At times Roy admits to being nervous. One example is when doctors took a vein from his leg and moved it to his arm to aid with dialysis.
“But I’m just going downstream, I’m just doing whatever I have to do to survive,” he said.
One of Roy’s biggest supporters is his wife of 22 years, Sharon.
“She’s my home nurse,” he said.
Sharon is regularly involved in Roy’s care. She takes notes at his doctor’s appointment, talks to doctors and pharmacists, reminds him to take his medicine or checks his blood pressure.
She also updates Roy’s condition on social media and set up a www.gofundme.com account seeking donations to help with costs associated with his treatment. Money raised will go toward pre-transplant expenses, transportation costs, kidney donor expenses and household expenses. To donate, visit www.gofundme.com/9qk6mg8c.
“One positive thing through the whole thing is that it has brought us closer and our family has rallied around us,” Sharon said of coping with Roy’s kidney disease.
“He’s just lovable,” Sharon said of her husband, adding he has a lot of integrity, is tenacious and loves God.
EDUCATION OF OTHERS
When he’s feeling up to it, Roy loves to tinker with cars. His friend, Stanley Jackson, owns Gainesville Transmission and Roy sometimes stops by to visit.
“I’ve always been physically strong since I was a kid ... I thought man I’m invincible.
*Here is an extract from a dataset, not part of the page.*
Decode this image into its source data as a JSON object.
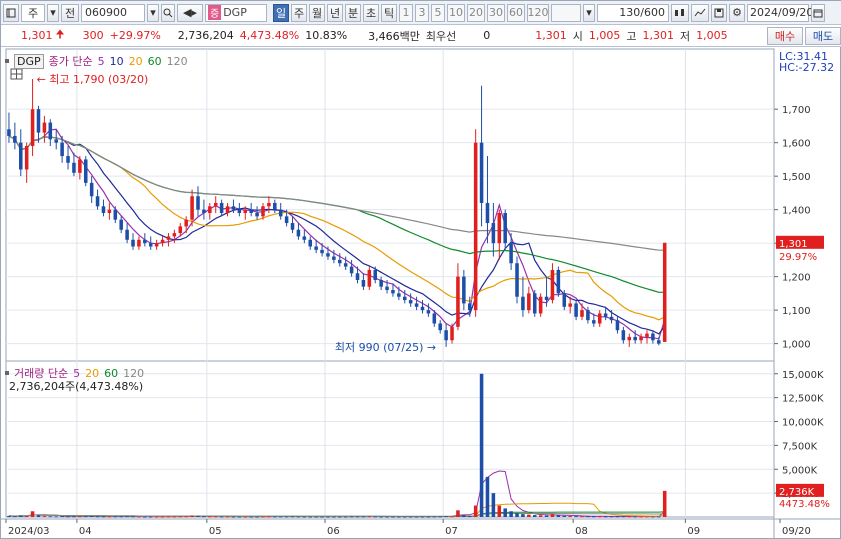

You don’t realize you’re not,” Roy said.
His current status is to stay healthy, but he wants to share his story with others.
“Obviously I don’t want to be where I’m at and had I known that before... people need to be educated,” he said. “If you have high blood pressure, you need to get it under control because this is where you end up.”